Camp Linton, March 27, 1864
Major J. L. Cross,
Assistant Adjutant – General:
Major: I have the honor to report that in obedience to Special Orders No. 7, paragraphs I and II, I assumed command of the troops designated to operate against the deserters and disaffected citizens of Taylor and Lafayette Counties, in this State. From the best information I could obtain the camp of the enemy was located near the mouth of Econfina River, on the east bank, and surrounded by a thick marsh, which at high tide was overflowed, rendering communications with the adjoining swamps and hammocks exceedingly difficult. The recent heavy rains had swollen the rivers to such an extent that the swamps and hammock lands were covered with water and deemed impassable by the citizens. Under these circumstances I found it impracticable to picket the road from the Natural Bridge to the bridge over the lower ferry of the Econfina River, as directed in the orders referred to, and decided to make a reconnaissance of the country in force to the Gulf coast and attack the enemy’s camp wherever found. With this object in view I ordered the detachment of cavalry, under command of Major Camfield, to proceed from this point down the east bank of the Econfina River and to co-operate with the 12th Battalion in an attack upon the enemy’s camp upon Snyder’s Island. Moving with the 12th Georgia Battalion from Gamble’s farm to the Natural Bridge and through the swamp on the east bank of the Aucilla River, I passed entirely through the country occupied by the disaffected citizens and deserters, and reached the camp of the enemy at daylight on the morning of March 24. Here I found nothing but the deserted huts of the deserters, and no traces of any camp regularly organized by the enemy. The inaccessible character of the swamps, which extend from Gamble’s farm to the coast, and the experience of war conducted for years between the Seminole Indians and the U.S. forces in this section without any positive result, and the further demonstrated fact that these deserters and disaffected citizens did not maintain any organized encampment, but remained concealed in the vicinity of their homes, determined me to destroy their houses, in addition to the removal of their families as directed in the orders referred from district headquarters. Accordingly I ordered the destruction of every house on the east and west banks of the Econfina and Fenholloway Rivers belonging to these people.
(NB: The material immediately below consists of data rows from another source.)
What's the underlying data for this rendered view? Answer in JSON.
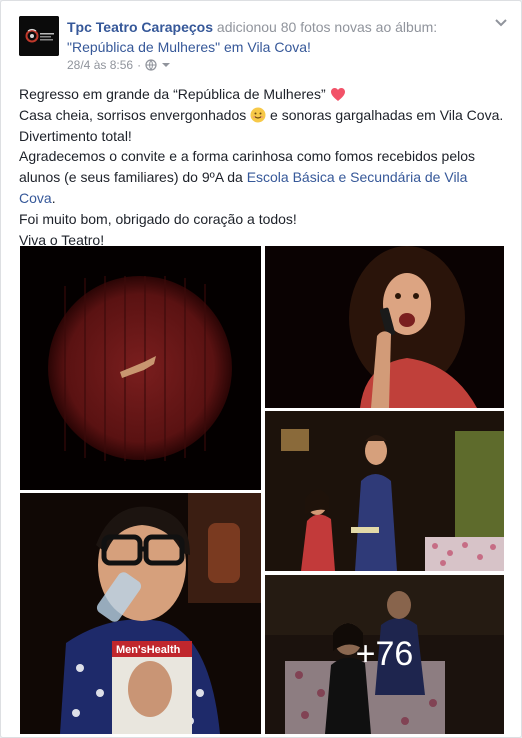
{
  "header": {
    "page_name": "Tpc Teatro Carapeços",
    "action": " adicionou 80 fotos novas ao álbum:",
    "album_title": "\"República de Mulheres\" em Vila Cova!",
    "timestamp": "28/4 às 8:56",
    "separator": "·",
    "privacy_icon": "globe-icon",
    "menu_icon": "chevron-down-icon"
  },
  "post": {
    "line1_text": "Regresso em grande da “República de Mulheres” ",
    "line1_emoji": "heart-emoji",
    "line2_a": "Casa cheia, sorrisos envergonhados ",
    "line2_emoji": "smile-emoji",
    "line2_b": " e sonoras gargalhadas em Vila Cova.",
    "line3": "Divertimento total!",
    "line4": "Agradecemos o convite e a forma carinhosa como fomos recebidos pelos",
    "line5_a": "alunos (e seus familiares) do 9ºA da ",
    "line5_link": "Escola Básica e Secundária de Vila",
    "line6_link": "Cova",
    "line6_b": ".",
    "line7": "Foi muito bom, obrigado do coração a todos!",
    "line8": "Viva o Teatro!"
  },
  "photos": {
    "more_count": "+76"
  },
  "colors": {
    "link": "#365899",
    "meta": "#90949c",
    "text": "#1d2129"
  }
}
The captured muster roll herewith enabled me to obtain positive evidence as to the disloyalty of the inhabitants, and from the fact that they had taken the oath of allegiance to the United States Government, I could not discriminate between them and citizens of the United States in arms against the Confederacy. At William Strickland’s house (who is the leader of the gang) was captured the muster roll referred to, 2000 rounds of fixed ammunition for the Springfield musket, several barrels of flour from the U.S. Subsistence Department, and several other articles which evidenced the regularity of their communication with the enemy’s gun boats. Having destroyed their property and secured their families, I returned to Mr. Linton’s farm to rest the infantry, who were broken down by a continued march of several days through densely wooded swamps and water at times so deep as to necessitate the removal of cartridge boxes to keep the ammunition in order. In addition to the destruction of their property I have to report the capture of three prisoners, two of whom have their names on the muster roll of the company. I have to also report the death of two men of the cavalry detachment, who were killed on the morning of the 24th by an accident which cannot but be considered the result of carelessness. As no official report of this matter has been made to me, I refer to it as the loss accruing to the service by the expedition. [Author’s note: These two men, Private John J. Lawrence and James Lewis, of Company A 29th Georgia Cavalry were killed when the Company was ambushed about four miles Northwest of present day Perry, Florida. Two men were also wounded.] The secondary effects of the plan adopted with these people is manifested in the communication of W. W. Strickland, sent to my headquarters on yesterday, and which is herewith submitted. The terms upon which he proposed to leave the swamps are such that I must refer the matter to the commanding general before answering him definitely. The subject is a delicate one, and some diplomacy must be used to secure the ends proposed. On the borders of these swamps are large planting interests that could be of immense service to the Confederacy in the production of grains and bacon. From their hiding places these men can commit depredations upon the property to such an extent as to materially interfere with the farming operations, and I would urge upon the general commanding the necessity under these circumstances of compromising with these men as may be consistent with the general weal. Should Strickland’s company be conciliated, it will in all probably lead to the dispersion of those under the command of Coker and White, on the Fenholloway and Steinhatchee. I would respectfully commend to the commanding general the service of Mr. John Townsend and Jacob Chaney, whose perfect knowledge of the country and great activity make their service indispensable in this service. It would be impossible for me to have penetrated these swamps even with a compass without their aid. I would also suggest the propriety of ordering the infantry to their camp, that they may recover from the effects of this march, and be resupplied with shoes and clothing, should the unconditional surrender of theses deserters be required. The only practical way of hunting them will be with dogs and mounted men under the hand of an experienced woodsman who is familiar with the country. The experience of the Seminole war will fully establish this fact.
Very respectfully, your obedient servant, H. D. Capers
Lieutenant – Colonel, Commanding
(Official Records Volume LIII - Volume 53,